The simple solution:
jekyll serve command:
$ bundle exec jekyll serve --host $(hostname -I)
Then point Chrome to this address:
I’m glad you asked! This is a good opportunity to learn a bit more about how ChromeOS works under the hood.
Maybe you followed the Quickstart Jekyll Guide (or a similar routine) without any issues, but got stuck when trying to view the site in the Chrome browser.
jekyll serve starts the server on
127.0.0.1:4000. However, the
Chrome browser and the Linux Terminal
are basically running on different machines.
Chrome does not know about localhost on the Linux Terminal.
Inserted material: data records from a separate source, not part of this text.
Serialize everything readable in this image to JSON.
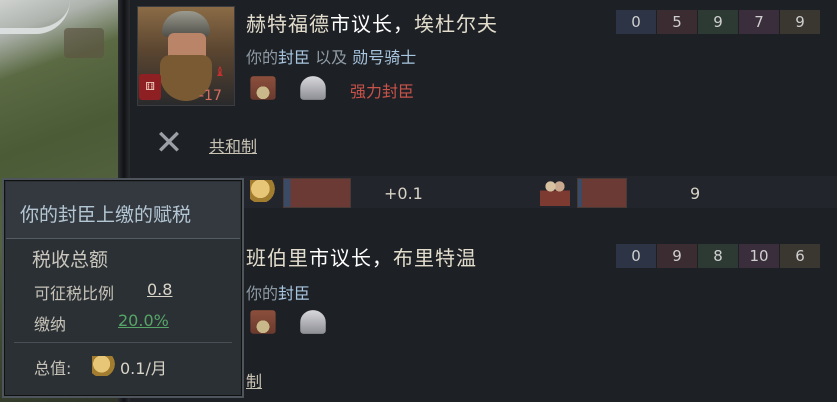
{
  "vassal1": {
    "name_prefix": "赫特福德",
    "name_title": "市议长，",
    "name_person": "埃杜尔夫",
    "relation_a": "你的",
    "relation_b": "封臣",
    "relation_c": " 以及 ",
    "relation_d": "勋号骑士",
    "opinion": "-17",
    "strong_label": "强力封臣",
    "stats": [
      "0",
      "5",
      "9",
      "7",
      "9"
    ],
    "law": "共和制"
  },
  "bar": {
    "tax_value": "+0.1",
    "levy_value": "9"
  },
  "vassal2": {
    "name_prefix": "班伯里",
    "name_title": "市议长，",
    "name_person": "布里特温",
    "relation_a": "你的",
    "relation_b": "封臣",
    "stats": [
      "0",
      "9",
      "8",
      "10",
      "6"
    ],
    "law": "制"
  },
  "tooltip": {
    "title": "你的封臣上缴的赋税",
    "section": "税收总额",
    "rate_label": "可征税比例",
    "rate_value": "0.8",
    "pay_label": "缴纳",
    "pay_value": "20.0%",
    "total_label": "总值:",
    "total_value": "0.1/月"
  },
  "icons": {
    "close": "close-x-icon",
    "coins": "gold-coins-icon",
    "soldiers": "levy-soldiers-icon",
    "house": "dynasty-house-icon",
    "crown": "coat-of-arms-icon",
    "dice": "dice-trait-icon"
  },
  "colors": {
    "opinion": "#d66d61",
    "strong": "#c8534a",
    "pay": "#56a567",
    "highlight": "#a8c6e0"
  }
}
In order for the two to communicate with one another, we have to go through an acceptable channel. Ater Chrostini 69.0.3486.0 the following method for resolving Linux container hostnames was introduced for the browser. These follow the pattern:
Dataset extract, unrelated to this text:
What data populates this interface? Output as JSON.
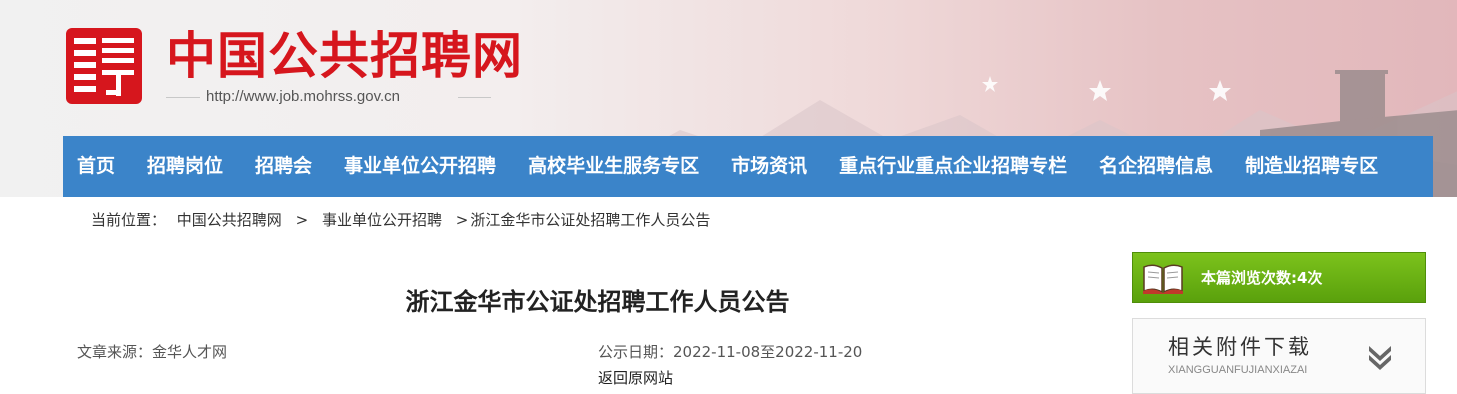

This means the problem can be solved by hosting the Jekyll server on a hostname and port the browser can listen on.
On my machine:
$ hostname penguin $ hostname -I 100.115.92.202
When we run
jekyll serve on this host:
--host $(hostname -I) and the default port,
we can point the Chrome browser to
resolve to the Jekyll server!